We scrambled a short section of Broadway before deciding to rope up for the remainder of the traverse. Brian took the first lead placing one piece of gear and a snow picket before we had to simul-climb about 40 feet for him to get to a nice belay station. This first roped pitch was on a very snow-covered ledge of Broadway which certainly grabbed our attention early. On the next pitch, I had a couple of tricky moves to make in order to get to a more negotiable section of the ledge. I got a couple of nice pieces of gear in and also clipped into two pitons. After the initial steep traverse and our tricky down-climb on the second pitch, we didn't even realize we made the infamous crux move. I brought Brian over and he led us over an easy short pitch to the base of the Notch Couloir. It was around this time that we saw Kevin Craig, Dave Cooper, and Mike Keegan starting up the Flying Dutchman.

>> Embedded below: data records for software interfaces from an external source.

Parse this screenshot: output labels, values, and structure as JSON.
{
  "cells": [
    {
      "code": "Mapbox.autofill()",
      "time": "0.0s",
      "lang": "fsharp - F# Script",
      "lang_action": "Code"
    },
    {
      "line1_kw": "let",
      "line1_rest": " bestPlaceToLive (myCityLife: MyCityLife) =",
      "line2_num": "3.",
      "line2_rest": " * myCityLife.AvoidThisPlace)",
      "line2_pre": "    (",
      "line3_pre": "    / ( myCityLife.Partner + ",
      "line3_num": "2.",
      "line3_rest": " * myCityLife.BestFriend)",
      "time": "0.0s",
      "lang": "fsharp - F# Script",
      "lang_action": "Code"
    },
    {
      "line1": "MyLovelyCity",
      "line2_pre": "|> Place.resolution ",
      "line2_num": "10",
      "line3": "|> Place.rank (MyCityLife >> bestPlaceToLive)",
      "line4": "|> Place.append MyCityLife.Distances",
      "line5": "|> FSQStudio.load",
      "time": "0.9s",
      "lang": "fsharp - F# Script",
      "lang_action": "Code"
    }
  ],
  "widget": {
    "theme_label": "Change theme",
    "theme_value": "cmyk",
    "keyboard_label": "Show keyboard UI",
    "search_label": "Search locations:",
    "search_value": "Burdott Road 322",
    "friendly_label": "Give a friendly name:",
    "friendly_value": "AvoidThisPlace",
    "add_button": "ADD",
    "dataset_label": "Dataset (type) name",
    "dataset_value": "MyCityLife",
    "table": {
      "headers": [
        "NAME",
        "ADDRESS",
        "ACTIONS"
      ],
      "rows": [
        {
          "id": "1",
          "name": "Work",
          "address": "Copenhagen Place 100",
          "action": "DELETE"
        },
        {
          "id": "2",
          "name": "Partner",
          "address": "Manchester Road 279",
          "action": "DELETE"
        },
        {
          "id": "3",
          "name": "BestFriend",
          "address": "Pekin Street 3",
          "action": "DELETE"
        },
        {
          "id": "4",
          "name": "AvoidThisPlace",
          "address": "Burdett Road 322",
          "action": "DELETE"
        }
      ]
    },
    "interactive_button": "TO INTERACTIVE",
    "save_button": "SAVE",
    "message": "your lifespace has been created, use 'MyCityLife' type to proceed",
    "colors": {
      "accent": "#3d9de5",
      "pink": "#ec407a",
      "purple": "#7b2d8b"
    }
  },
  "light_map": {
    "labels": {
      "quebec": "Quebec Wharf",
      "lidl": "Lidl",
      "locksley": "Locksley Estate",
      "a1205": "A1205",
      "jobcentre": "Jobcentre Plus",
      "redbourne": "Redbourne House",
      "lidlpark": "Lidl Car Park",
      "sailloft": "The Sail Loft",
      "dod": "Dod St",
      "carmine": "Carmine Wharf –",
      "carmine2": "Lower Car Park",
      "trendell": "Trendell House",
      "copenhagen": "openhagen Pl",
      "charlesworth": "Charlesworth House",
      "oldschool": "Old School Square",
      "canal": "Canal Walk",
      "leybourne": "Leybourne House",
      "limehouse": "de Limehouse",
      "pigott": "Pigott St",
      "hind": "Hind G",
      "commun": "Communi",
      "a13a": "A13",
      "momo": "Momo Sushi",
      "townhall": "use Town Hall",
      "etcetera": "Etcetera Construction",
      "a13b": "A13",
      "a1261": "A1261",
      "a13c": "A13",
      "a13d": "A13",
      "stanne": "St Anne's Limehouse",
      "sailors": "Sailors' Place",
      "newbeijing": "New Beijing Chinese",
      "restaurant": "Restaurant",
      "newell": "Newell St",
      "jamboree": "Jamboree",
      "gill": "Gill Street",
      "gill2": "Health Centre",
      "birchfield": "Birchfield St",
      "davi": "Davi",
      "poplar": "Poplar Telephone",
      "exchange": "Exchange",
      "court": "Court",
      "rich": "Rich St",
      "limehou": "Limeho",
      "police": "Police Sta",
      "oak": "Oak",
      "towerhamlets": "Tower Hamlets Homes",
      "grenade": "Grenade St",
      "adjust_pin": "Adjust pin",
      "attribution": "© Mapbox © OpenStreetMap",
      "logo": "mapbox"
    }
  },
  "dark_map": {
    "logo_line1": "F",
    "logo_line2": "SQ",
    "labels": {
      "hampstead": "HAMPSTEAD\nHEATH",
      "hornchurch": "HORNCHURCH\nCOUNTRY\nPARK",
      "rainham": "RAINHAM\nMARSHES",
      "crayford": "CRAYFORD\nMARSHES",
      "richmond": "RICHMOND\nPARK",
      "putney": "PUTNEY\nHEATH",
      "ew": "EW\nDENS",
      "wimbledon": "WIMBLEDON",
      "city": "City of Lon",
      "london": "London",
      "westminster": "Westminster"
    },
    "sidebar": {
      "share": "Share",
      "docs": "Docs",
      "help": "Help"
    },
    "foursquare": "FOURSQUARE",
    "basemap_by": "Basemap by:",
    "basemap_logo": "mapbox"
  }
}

Not wanting to down-climb if I ran out of rope before I found another belay station, my first pitch up the couloir was probably a little short. I brought Brian up and he continued on to another short pitch. I slung one rock on my pitch and he didn't place any gear on his. Now that we had both belayed in the shade of the couloir, we had gotten fairly cold. On my next lead, I worked over to the right side of the Notch in the sun and warmed myself as Brian climbed. Brian spent a little time in the sun before climbing the narrow constriction half way up the couloir. He found another sunny belay station above and to the right of the narrow chimney. From here I climbed a short ice section where I placed a screw. I put in one more piece of pro before running the pitch out and bringing Brian up. From here, we stuffed the rope and free climbed to the Notch. I have to give kudos to Brian for carrying the rope most of the day when we weren't using it.
We wasted nearly an hour near the Notch looking for the low class 5 chimney that would lead us to the summit. After being totally perplexed, we had to bail and did two rappels off the back side of the Notch to the Loft route. The traverse on the Loft route over to the Keyhole route was practically as difficult as the first pitch of the traverse on Broadway. The class 3 ledges on the ascending traverse below the Homestretch were snow covered and proved to be sketchy with considerable exposure. We finally made it to easier ground and ascended the Homestretch to the summit. It was a relief to finally be on top. Unfortunately, I should not have let my guard down quite so much.
We refueled and started descending the north face route. We followed tracks which led us to the eye bolts for our rappel, but I felt the down climb was very exposed and mentally draining. My crampons kept balling up and I never felt like I had solid footing. In addition, our route went very low and close to the edge of the Diamond which also wore on my nerves. By the time I got to the eyebolt I was totally fried. Brian did much better on the descent and was waiting for me at the base of the rappel. We had earlier discussed descending the Camel to Chasm Lake in order to save some distance on the hike out, but we decided to stick to the trail through the boulder field. We were both dehydrated and had to push ourselves on the hike out. It ended up being over a 17 hour day.